_Task objective_
Determine how many lines of the material hold the string "screenshot" and reply with only that number.

====

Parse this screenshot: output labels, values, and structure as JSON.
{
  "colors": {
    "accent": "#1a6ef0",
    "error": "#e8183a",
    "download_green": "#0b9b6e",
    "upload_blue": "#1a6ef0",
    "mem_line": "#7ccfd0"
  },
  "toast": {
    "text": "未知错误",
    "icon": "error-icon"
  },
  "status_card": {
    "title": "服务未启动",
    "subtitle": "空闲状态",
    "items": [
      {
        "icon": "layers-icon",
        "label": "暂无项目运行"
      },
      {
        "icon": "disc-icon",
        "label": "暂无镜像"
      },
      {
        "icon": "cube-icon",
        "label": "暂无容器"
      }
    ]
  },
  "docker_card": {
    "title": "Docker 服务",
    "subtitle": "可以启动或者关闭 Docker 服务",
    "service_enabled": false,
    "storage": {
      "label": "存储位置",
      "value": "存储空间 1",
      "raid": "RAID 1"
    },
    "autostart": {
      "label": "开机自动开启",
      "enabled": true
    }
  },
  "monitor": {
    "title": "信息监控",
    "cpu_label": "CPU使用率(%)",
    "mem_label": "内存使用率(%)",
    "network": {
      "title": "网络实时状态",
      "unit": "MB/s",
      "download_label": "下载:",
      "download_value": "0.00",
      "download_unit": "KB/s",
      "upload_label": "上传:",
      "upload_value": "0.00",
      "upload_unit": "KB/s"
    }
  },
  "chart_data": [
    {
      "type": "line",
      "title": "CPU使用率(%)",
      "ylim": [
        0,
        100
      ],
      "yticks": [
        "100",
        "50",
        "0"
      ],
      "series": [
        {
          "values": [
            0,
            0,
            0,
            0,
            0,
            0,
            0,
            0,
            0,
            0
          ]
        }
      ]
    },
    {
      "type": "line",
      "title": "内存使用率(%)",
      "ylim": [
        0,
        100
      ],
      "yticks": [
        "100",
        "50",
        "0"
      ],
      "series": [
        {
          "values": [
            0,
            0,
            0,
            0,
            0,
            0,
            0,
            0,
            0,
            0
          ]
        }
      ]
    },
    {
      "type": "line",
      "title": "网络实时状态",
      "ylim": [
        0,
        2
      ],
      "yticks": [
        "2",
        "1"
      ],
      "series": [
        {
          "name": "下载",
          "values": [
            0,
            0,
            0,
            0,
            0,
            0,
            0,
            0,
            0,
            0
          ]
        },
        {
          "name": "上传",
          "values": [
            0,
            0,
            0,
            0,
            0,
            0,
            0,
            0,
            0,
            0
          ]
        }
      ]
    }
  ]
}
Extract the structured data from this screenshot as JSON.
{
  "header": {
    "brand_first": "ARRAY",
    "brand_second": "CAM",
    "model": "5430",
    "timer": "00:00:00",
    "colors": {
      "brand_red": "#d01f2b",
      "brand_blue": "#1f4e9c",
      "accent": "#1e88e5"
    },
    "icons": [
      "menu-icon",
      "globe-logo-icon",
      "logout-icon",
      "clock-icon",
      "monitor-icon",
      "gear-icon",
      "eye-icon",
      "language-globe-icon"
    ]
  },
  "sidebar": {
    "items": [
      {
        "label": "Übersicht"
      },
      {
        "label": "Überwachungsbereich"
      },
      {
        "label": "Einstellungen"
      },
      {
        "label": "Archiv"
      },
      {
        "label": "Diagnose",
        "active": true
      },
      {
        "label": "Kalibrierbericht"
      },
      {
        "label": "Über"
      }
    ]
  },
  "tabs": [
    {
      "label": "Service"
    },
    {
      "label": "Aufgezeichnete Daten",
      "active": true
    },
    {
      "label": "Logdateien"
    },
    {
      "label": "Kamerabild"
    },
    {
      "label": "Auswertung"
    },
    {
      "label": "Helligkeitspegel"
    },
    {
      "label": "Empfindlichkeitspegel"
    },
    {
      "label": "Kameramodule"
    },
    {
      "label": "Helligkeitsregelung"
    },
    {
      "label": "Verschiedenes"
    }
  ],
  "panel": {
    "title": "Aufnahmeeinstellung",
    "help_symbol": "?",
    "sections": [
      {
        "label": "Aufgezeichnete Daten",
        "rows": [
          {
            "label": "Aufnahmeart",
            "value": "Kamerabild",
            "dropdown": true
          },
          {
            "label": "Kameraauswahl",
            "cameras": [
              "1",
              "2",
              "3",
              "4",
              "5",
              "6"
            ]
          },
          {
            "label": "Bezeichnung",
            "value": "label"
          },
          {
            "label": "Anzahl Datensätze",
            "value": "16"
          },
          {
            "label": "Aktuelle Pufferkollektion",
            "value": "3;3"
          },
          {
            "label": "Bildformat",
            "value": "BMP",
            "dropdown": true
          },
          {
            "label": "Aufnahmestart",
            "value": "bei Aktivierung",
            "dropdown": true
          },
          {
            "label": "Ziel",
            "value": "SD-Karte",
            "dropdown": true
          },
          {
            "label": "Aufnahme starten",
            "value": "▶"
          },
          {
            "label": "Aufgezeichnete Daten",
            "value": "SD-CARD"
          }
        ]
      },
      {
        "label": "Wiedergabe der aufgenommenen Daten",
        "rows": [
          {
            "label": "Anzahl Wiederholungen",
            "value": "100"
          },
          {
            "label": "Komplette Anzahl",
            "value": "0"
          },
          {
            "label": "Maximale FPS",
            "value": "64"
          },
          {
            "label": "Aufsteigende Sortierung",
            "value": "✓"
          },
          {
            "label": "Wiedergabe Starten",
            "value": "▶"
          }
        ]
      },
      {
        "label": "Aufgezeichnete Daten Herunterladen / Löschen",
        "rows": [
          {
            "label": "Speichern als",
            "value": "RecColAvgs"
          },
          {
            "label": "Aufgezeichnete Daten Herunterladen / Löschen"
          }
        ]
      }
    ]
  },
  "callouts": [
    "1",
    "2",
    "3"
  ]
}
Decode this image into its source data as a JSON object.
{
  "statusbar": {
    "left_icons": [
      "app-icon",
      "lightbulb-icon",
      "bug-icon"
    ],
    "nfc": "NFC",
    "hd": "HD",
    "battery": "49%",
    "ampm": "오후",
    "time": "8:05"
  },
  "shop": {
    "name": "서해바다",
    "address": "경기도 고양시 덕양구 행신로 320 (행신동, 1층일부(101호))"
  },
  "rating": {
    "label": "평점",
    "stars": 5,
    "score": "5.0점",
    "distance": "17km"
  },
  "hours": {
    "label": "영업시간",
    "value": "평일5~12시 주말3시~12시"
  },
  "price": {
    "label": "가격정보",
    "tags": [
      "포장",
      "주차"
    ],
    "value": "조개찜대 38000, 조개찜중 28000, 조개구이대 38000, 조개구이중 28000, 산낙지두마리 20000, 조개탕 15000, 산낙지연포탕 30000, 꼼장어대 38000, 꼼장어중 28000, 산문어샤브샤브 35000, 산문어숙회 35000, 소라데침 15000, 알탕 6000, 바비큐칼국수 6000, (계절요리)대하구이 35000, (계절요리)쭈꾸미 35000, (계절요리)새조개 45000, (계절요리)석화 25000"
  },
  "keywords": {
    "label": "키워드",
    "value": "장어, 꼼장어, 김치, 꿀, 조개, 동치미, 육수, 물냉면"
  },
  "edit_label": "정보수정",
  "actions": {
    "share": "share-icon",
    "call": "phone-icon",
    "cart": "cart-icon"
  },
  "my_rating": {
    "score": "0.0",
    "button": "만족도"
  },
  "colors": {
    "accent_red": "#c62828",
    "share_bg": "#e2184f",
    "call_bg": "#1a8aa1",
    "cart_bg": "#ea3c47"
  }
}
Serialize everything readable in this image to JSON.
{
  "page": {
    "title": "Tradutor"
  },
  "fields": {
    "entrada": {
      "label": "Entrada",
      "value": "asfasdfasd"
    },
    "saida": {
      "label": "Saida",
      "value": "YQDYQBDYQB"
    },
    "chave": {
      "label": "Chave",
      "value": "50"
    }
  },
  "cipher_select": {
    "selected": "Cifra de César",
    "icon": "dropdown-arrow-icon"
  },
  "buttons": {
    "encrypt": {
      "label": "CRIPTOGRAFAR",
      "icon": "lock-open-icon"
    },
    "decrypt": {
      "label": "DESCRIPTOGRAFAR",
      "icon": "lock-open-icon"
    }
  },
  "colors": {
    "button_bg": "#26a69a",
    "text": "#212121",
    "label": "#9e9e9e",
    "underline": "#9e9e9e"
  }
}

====

_Problem solution_
2